The ever evolving Greek Melodrama continues in the pages of The Financial Times. Mr. Münchau’s essay is framed in a dire warning: ‘A failure to tell the truth imperils Greece and Europe’ and its sub-headline ‘If the IMF pulls out, Europe will be free to mismanage the crisis on its own’ Financial Times headline writers sharpen or reduce to the lowest terms, to appeal to the prejudices of its readers! If one thing is glaringly obvious, it is that from the beginning of this Crisis, from the propaganda offensive of The Virtuous Northern Tier vs The Profligate Southern Tier that was proffered by the apologists of four time defaulter Germany, the preferred method was to engage in moral shaming of the Greeks as the ethical other, as outsiders from their Northern betters.
Yet it was Goldman Sachs that colluded with former Greek governments to hide the true level of Greek indebtedness:
Now, though, it looks like the Greek figure jugglers have been even more brazen than was previously thought. “Around 2002 in particular, various investment banks offered complex financial products with which governments could push part of their liabilities into the future,” one insider recalled, adding that Mediterranean countries had snapped up such products.
Greece’s debt managers agreed a huge deal with the savvy bankers of US investment bank Goldman Sachs at the start of 2002. The deal involved so-called cross-currency swaps in which government debt issued in dollars and yen was swapped for euro debt for a certain period — to be exchanged back into the original currencies at a later date.
And not to forget the Germans and the fact that they defaulted 4 times in the 20th Century. Ms. Tett provides the reader with the pertinent data.
And then then there is this Financial Times news story :
Headline: Tsipras warns IMF and Germany over bailout talks
Sub-headline: Greek prime minister says negotiators ‘playing with fire’ for domestic gain
Greece’s prime minister Alexis Tsipras has warned the IMF and Germany to “stop playing with fire” at the expense of the Greek people, saying he is confident a bailout deal is within reach. Markets were hit this week by concerns that a deal might not be reached before July, when Greece is due to make a €7bn debt repayment. European negotiators are trying to seal a new agreement so Greece can release another tranche of funds from its most recent €86bn bailout to make the payment. Representatives of Greece’s lenders are set to return to Athens this week to check whether Greece has complied with a second batch of reforms agreed under the current bailout.
How long does it take for the political agents of the E.U. to realize that ‘Reform’ and its instrument ‘Austerity’ are demonstrable, empirical failures? Even the IMF has reluctantly realized a portion of this reality:
Headline: Neoliberalism: Oversold?
Sub-headline: Instead of delivering growth, some neoliberal policies have increased inequality, in turn jeopardizing durable expansion

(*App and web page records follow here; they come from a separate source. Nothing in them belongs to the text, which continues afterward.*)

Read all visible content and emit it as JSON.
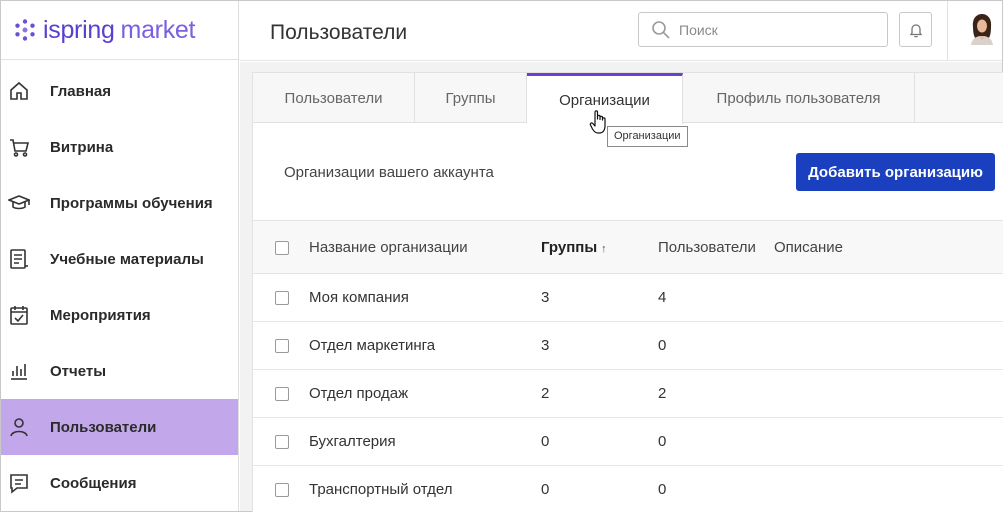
{
  "brand": {
    "name_part1": "ispring",
    "name_part2": "market",
    "accent": "#5b3fcf"
  },
  "sidebar": {
    "items": [
      {
        "label": "Главная",
        "icon": "home-icon"
      },
      {
        "label": "Витрина",
        "icon": "cart-icon"
      },
      {
        "label": "Программы обучения",
        "icon": "graduation-cap-icon"
      },
      {
        "label": "Учебные материалы",
        "icon": "document-icon"
      },
      {
        "label": "Мероприятия",
        "icon": "calendar-check-icon"
      },
      {
        "label": "Отчеты",
        "icon": "bar-chart-icon"
      },
      {
        "label": "Пользователи",
        "icon": "user-icon",
        "active": true
      },
      {
        "label": "Сообщения",
        "icon": "message-icon"
      }
    ],
    "active_color": "#c2a8ea"
  },
  "header": {
    "title": "Пользователи",
    "search_placeholder": "Поиск"
  },
  "tabs": [
    {
      "label": "Пользователи"
    },
    {
      "label": "Группы"
    },
    {
      "label": "Организации",
      "active": true
    },
    {
      "label": "Профиль пользователя"
    }
  ],
  "tooltip": "Организации",
  "main": {
    "subtitle": "Организации вашего аккаунта",
    "add_button": "Добавить организацию",
    "button_color": "#1a3fbf"
  },
  "table": {
    "columns": [
      "Название организации",
      "Группы",
      "Пользователи",
      "Описание"
    ],
    "sort_indicator": "↑",
    "rows": [
      {
        "name": "Моя компания",
        "groups": "3",
        "users": "4",
        "description": ""
      },
      {
        "name": "Отдел маркетинга",
        "groups": "3",
        "users": "0",
        "description": ""
      },
      {
        "name": "Отдел продаж",
        "groups": "2",
        "users": "2",
        "description": ""
      },
      {
        "name": "Бухгалтерия",
        "groups": "0",
        "users": "0",
        "description": ""
      },
      {
        "name": "Транспортный отдел",
        "groups": "0",
        "users": "0",
        "description": ""
      }
    ]
  }
}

Or have I phrased it as a question when it should be a statement about the self-serving myopia that pervades the European Union, under the leadership of its capos Merkel and the ECB. The EU was and remains a cartel with the trapping of a democracy, as Yanis Varoufakis pointed out long ago. In sum, it could be observed that Monnet’s vision was not democratic but corporatist, without engaging in hyperbole.